In the material below, find each line that contains the word "verb" and copy it.

******

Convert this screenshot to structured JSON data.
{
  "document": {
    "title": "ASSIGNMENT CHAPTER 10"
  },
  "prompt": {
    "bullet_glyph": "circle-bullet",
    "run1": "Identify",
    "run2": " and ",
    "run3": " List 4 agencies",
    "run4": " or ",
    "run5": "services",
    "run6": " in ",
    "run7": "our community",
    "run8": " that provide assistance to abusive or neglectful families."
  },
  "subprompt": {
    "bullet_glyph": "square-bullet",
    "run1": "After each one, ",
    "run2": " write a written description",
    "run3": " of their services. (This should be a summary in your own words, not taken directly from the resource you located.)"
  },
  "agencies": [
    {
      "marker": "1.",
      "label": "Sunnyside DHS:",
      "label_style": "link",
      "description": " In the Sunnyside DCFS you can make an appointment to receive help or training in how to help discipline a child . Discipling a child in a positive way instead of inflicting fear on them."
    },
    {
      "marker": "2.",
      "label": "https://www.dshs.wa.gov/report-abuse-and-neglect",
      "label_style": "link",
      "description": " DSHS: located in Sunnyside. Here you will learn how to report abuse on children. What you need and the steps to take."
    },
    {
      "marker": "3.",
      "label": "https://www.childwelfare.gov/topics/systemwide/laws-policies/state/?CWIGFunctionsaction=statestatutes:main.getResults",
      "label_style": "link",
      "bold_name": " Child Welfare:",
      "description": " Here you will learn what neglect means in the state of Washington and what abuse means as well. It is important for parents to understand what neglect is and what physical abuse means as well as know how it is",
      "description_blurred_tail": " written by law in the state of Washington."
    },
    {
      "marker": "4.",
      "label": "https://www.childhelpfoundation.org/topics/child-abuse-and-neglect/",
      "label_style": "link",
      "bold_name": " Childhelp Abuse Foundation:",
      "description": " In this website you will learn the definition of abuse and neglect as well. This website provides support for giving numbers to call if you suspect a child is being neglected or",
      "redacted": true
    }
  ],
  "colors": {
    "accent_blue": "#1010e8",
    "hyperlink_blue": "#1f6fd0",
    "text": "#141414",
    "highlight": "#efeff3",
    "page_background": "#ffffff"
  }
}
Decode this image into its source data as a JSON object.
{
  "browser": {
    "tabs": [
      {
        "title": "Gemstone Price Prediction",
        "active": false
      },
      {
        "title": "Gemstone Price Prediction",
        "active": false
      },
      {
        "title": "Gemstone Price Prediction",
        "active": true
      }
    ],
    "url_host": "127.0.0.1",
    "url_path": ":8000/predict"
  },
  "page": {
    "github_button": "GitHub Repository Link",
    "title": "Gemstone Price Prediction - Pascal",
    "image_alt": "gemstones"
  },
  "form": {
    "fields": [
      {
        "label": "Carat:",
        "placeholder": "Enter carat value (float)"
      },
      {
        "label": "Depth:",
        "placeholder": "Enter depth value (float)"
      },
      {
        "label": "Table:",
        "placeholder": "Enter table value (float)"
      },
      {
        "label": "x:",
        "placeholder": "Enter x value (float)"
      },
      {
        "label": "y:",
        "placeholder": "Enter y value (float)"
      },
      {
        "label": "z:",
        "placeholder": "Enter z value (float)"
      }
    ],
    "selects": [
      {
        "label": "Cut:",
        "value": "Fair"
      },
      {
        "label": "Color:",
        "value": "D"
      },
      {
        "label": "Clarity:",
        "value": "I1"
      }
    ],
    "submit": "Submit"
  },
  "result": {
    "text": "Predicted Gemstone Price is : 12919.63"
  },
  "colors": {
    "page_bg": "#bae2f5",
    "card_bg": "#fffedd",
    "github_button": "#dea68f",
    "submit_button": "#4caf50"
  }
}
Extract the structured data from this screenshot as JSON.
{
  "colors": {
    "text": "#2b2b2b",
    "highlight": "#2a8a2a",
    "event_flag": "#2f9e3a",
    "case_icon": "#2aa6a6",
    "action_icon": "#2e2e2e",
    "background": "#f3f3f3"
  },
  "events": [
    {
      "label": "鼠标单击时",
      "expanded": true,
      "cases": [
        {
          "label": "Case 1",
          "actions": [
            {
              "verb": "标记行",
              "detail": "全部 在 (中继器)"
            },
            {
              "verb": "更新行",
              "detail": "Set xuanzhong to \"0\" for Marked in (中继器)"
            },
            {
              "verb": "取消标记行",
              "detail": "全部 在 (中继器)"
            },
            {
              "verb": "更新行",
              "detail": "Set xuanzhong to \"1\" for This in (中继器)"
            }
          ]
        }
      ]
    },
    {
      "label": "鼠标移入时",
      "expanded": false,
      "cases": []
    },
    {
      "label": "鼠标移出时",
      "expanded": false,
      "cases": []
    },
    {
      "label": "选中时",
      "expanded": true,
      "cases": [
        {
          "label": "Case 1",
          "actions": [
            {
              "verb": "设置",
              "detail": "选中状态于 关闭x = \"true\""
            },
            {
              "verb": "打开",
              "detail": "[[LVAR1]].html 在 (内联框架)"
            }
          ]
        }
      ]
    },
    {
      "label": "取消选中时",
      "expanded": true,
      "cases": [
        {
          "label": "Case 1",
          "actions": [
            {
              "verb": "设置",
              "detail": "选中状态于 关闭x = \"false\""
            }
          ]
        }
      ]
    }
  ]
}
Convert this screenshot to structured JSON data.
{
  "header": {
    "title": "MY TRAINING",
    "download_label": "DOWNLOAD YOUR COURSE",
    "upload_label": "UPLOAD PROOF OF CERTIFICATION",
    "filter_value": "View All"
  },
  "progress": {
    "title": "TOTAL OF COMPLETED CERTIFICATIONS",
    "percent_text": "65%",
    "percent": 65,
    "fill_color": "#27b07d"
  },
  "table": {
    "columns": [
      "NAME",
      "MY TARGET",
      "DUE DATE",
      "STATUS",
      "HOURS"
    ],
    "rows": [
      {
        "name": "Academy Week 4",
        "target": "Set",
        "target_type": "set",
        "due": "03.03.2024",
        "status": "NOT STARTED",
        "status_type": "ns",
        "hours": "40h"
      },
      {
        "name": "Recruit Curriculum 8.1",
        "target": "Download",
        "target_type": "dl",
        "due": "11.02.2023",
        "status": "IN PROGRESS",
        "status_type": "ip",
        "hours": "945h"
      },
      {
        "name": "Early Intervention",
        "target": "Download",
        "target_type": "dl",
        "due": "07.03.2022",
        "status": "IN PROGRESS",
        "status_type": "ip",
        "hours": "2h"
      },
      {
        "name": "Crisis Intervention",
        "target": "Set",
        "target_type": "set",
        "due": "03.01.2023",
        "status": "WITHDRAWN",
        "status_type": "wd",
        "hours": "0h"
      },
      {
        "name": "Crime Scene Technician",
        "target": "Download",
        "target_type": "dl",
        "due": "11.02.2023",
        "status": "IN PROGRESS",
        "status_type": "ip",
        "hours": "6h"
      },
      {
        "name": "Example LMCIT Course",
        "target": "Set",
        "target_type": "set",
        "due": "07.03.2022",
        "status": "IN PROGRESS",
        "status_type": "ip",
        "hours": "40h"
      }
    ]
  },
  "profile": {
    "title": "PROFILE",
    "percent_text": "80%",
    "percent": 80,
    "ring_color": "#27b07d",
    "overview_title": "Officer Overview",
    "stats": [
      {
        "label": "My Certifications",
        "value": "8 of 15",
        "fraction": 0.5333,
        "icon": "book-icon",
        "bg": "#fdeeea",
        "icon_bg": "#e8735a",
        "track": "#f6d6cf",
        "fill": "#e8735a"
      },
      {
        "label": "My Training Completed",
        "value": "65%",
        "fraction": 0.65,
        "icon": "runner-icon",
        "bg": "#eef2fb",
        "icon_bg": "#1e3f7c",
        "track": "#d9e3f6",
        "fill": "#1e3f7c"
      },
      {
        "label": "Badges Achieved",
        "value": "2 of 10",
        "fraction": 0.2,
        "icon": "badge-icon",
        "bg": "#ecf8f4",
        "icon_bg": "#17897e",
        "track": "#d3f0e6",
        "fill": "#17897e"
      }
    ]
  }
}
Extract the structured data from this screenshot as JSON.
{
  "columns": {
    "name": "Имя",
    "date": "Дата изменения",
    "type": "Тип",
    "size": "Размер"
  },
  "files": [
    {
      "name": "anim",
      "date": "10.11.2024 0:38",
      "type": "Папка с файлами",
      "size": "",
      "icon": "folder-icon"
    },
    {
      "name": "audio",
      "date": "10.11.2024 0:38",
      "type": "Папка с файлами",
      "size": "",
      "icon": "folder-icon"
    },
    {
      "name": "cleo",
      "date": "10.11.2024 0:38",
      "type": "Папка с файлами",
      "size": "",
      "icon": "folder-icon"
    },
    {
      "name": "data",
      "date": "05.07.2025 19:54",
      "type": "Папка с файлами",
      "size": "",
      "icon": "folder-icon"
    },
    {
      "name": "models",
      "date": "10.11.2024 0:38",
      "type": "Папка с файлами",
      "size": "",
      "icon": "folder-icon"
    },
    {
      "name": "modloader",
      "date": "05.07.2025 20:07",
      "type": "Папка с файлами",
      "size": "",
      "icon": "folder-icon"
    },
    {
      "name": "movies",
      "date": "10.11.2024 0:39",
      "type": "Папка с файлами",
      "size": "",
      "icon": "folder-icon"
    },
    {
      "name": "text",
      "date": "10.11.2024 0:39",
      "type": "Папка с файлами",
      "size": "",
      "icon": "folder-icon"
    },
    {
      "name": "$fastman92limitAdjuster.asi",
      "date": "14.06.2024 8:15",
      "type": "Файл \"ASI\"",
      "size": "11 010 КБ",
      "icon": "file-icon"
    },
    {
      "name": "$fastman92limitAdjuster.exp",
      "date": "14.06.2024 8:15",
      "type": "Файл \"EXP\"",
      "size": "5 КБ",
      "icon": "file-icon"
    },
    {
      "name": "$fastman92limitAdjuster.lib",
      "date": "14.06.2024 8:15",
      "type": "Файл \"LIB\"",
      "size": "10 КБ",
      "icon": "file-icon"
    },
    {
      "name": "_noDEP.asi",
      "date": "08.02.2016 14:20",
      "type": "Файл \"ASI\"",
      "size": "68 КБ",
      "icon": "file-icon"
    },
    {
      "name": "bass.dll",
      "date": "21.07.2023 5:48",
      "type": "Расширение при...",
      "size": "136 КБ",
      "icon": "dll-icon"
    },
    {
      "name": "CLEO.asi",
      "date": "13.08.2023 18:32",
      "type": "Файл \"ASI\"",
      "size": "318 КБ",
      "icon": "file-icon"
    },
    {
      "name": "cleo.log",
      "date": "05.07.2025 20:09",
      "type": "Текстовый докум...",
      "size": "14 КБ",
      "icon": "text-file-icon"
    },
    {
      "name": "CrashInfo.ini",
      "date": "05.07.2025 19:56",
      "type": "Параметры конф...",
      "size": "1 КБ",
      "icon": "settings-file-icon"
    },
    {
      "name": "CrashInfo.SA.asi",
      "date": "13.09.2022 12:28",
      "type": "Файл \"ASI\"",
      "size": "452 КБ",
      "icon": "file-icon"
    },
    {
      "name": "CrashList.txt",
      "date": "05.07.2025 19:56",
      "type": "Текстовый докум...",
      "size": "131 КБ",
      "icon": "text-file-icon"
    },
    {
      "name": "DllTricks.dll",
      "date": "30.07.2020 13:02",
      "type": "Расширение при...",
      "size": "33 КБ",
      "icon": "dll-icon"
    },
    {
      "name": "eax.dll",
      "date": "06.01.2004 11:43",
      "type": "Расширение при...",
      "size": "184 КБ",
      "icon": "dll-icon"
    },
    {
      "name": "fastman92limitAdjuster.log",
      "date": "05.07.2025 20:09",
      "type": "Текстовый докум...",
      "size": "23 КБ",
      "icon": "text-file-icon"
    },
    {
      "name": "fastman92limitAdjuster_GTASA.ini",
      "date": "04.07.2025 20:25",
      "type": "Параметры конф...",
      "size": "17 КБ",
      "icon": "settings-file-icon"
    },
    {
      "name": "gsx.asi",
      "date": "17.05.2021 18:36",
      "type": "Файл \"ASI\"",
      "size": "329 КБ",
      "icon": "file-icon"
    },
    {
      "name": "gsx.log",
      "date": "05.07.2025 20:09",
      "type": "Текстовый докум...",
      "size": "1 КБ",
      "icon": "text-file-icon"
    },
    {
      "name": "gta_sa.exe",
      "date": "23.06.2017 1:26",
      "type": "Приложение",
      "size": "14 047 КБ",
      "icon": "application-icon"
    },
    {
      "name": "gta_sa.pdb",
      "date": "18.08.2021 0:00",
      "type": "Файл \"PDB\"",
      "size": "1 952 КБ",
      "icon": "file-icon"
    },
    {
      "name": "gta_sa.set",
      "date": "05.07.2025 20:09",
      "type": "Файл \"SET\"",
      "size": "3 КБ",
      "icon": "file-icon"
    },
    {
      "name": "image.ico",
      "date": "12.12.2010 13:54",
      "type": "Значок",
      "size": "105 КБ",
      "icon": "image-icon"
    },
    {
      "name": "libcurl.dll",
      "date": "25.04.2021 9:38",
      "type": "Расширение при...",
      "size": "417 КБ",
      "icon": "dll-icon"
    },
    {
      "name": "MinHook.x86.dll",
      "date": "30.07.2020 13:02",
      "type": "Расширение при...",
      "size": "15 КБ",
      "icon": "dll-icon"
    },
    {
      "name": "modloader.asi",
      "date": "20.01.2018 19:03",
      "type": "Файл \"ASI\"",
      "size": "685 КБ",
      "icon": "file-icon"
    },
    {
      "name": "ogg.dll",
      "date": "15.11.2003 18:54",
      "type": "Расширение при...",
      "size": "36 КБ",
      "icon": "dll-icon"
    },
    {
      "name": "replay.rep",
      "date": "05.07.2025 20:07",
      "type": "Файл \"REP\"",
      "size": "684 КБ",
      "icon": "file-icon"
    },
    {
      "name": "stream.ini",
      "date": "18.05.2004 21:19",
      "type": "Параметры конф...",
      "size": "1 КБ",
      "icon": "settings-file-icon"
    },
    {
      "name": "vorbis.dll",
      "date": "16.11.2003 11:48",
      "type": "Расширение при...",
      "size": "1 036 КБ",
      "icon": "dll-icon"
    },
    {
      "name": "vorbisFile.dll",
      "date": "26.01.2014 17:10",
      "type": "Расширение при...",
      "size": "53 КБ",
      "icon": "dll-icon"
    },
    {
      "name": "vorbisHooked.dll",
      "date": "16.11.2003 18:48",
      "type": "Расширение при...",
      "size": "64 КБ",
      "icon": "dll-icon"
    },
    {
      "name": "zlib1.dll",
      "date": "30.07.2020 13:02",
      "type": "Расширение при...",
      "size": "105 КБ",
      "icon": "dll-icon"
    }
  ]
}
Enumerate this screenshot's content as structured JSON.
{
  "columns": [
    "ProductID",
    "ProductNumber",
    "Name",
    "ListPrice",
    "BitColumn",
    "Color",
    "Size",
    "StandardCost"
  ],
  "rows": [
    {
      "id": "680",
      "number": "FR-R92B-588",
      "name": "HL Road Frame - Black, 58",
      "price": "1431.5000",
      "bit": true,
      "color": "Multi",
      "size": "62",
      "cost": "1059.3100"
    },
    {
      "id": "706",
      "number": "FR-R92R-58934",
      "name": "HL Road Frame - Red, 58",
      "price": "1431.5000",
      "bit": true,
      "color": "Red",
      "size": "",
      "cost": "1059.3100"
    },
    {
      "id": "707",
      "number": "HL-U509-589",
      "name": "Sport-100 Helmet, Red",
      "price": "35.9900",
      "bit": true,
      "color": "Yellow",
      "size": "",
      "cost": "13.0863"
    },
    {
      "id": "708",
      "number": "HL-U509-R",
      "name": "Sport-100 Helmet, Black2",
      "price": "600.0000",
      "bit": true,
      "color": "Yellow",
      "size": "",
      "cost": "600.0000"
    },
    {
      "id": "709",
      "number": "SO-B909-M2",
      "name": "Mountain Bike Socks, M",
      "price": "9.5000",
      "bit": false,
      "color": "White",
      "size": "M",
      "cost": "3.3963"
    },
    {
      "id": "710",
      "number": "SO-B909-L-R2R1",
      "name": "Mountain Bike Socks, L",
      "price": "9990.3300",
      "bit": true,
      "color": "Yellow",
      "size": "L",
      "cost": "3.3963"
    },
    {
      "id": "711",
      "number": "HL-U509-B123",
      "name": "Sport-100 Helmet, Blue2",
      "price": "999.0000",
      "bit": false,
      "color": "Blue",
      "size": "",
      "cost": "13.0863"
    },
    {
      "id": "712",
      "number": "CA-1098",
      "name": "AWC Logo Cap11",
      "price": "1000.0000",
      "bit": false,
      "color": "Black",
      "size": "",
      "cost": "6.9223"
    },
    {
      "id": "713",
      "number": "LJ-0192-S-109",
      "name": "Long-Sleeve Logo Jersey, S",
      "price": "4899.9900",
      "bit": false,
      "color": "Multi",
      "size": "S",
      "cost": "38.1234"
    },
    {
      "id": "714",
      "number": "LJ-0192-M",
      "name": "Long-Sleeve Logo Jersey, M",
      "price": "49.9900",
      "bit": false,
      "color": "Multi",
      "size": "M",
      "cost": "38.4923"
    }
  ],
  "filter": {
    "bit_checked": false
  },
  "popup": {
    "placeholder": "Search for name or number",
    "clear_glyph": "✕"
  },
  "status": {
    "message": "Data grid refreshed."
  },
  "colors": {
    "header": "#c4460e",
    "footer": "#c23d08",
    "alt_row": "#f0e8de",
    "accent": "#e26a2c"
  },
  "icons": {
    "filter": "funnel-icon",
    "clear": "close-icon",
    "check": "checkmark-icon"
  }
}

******

● Solved problem:
              "verb": "标记行",
              "verb": "更新行",
              "verb": "取消标记行",
              "verb": "更新行",
              "verb": "设置",
              "verb": "打开",
              "verb": "设置",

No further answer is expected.